*Task details:* Search term "Users": copy each line of the data containing it.

(Records for this task begins)

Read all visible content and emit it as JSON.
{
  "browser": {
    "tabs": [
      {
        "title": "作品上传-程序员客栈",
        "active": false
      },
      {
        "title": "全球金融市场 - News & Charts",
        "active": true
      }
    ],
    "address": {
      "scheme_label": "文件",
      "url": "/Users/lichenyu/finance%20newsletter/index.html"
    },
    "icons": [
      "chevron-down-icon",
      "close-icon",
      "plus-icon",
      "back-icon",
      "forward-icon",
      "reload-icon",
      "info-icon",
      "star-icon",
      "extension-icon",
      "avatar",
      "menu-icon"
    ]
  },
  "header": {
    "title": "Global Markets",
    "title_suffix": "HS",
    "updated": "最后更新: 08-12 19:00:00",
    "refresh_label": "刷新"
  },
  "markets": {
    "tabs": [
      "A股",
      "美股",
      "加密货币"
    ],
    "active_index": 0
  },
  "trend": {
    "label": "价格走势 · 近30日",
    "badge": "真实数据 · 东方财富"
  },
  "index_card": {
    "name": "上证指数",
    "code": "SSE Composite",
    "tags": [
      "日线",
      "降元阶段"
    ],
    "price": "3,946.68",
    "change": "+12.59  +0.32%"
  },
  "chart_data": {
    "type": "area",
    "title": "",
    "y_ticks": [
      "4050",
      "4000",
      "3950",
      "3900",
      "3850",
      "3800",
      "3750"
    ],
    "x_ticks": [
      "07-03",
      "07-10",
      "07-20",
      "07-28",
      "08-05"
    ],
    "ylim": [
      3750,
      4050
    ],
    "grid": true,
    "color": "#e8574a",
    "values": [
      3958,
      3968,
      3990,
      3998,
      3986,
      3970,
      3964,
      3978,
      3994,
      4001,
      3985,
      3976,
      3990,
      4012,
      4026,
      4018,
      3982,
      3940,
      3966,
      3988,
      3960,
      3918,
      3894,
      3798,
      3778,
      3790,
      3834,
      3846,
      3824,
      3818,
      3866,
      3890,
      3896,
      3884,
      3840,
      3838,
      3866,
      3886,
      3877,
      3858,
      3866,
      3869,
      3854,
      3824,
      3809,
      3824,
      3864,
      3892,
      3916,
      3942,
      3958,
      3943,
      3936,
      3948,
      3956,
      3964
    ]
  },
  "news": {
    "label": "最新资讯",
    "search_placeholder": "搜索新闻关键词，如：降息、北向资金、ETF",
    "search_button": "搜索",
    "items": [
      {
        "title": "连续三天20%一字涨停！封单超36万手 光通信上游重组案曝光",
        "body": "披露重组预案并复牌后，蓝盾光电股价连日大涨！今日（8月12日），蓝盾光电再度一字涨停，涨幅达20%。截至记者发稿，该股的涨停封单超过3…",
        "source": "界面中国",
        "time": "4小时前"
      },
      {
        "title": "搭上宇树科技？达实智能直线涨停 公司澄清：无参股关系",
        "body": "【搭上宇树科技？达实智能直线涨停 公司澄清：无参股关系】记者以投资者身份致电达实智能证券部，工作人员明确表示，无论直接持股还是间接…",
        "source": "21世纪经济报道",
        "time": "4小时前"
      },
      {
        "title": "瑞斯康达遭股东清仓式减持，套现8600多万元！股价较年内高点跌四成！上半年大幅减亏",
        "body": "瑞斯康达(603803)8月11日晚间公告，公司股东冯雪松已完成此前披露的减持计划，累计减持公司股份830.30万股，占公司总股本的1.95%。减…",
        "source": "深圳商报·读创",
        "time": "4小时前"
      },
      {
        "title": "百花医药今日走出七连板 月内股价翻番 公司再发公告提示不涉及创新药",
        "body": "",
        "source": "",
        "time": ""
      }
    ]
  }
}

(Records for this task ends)
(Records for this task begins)

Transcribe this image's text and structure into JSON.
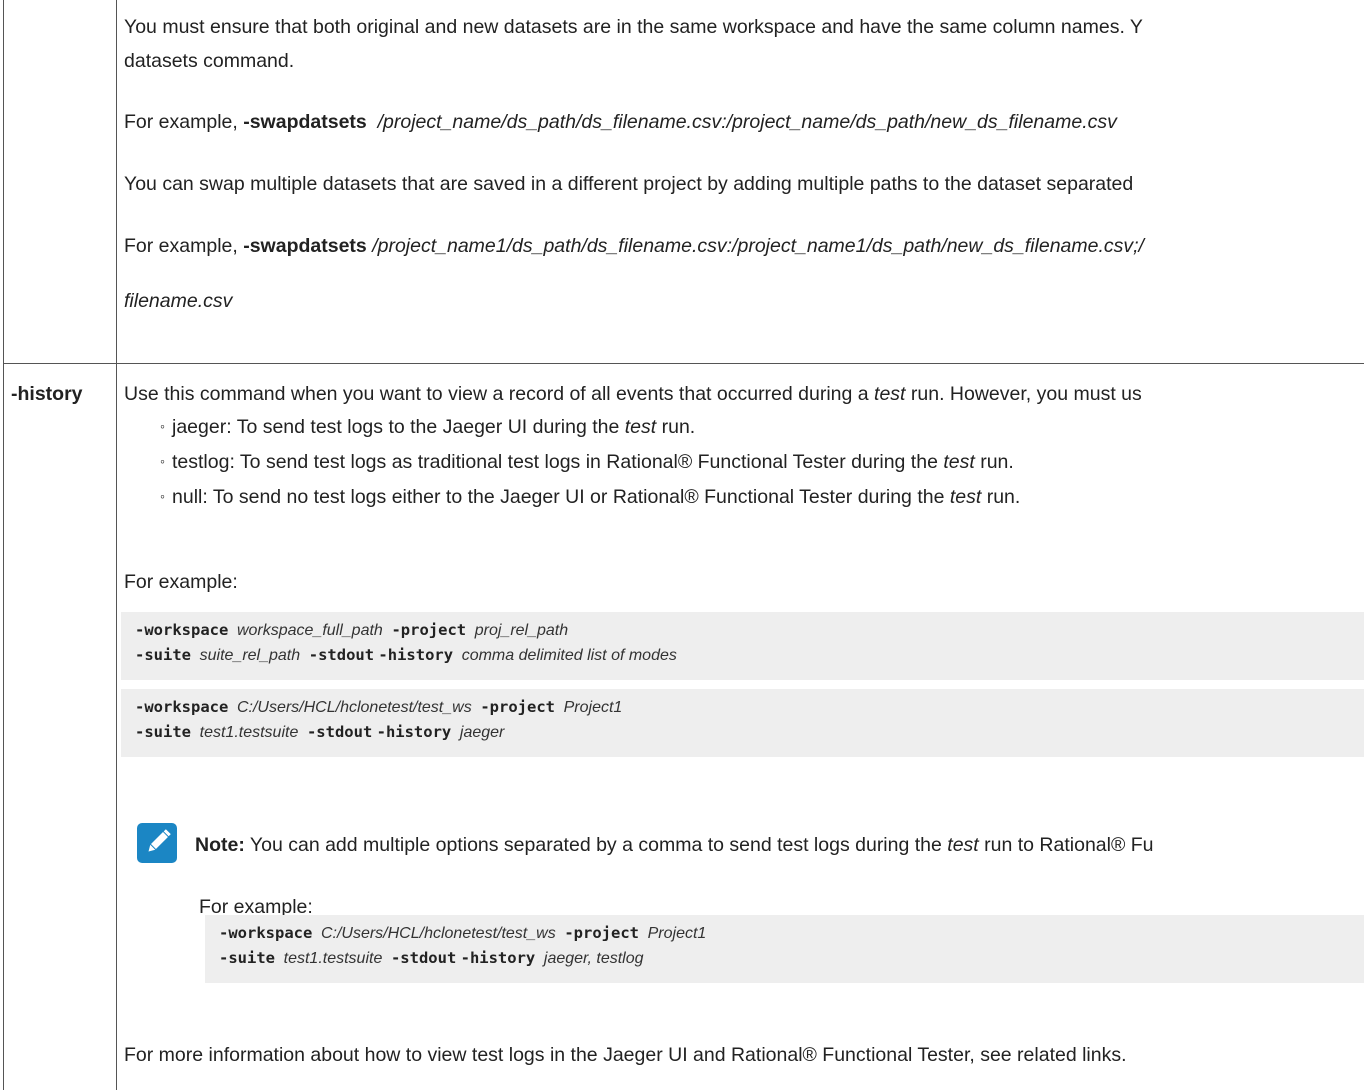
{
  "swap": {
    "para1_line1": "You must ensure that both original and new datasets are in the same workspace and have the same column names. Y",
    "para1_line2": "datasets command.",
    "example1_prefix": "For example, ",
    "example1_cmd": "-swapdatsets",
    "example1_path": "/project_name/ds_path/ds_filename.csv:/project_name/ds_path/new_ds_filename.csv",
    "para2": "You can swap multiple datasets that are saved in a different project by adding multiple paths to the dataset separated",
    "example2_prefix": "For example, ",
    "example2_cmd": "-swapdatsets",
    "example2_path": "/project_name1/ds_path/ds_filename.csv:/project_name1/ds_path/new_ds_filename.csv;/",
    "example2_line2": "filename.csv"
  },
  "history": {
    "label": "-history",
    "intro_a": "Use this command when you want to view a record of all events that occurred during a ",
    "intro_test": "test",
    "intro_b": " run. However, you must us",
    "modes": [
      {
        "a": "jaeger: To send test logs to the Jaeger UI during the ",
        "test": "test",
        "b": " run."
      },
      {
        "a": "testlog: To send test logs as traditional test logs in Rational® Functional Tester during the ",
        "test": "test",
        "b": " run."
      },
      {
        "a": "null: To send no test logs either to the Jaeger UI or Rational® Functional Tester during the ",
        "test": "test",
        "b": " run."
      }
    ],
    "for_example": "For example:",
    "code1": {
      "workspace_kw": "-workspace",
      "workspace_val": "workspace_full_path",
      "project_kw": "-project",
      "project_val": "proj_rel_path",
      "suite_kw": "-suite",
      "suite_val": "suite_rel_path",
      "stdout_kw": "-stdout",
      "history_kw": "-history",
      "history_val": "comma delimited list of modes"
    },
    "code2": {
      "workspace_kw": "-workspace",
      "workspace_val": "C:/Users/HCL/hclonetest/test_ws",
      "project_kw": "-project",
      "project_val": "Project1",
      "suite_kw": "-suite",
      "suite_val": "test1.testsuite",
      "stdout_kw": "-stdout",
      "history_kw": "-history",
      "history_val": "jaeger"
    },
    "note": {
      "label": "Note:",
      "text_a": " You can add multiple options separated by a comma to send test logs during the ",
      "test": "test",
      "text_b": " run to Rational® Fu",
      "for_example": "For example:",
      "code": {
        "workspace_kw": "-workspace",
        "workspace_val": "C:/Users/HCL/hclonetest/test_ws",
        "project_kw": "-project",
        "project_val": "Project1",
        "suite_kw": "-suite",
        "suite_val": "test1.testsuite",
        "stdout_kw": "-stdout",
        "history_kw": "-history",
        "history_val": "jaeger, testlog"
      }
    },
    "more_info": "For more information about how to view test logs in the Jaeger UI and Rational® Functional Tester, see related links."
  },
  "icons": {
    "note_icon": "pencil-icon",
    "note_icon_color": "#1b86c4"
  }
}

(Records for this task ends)

*Answer to this exercise:*
      "url": "/Users/lichenyu/finance%20newsletter/index.html"
      "workspace_val": "C:/Users/HCL/hclonetest/test_ws",
        "workspace_val": "C:/Users/HCL/hclonetest/test_ws",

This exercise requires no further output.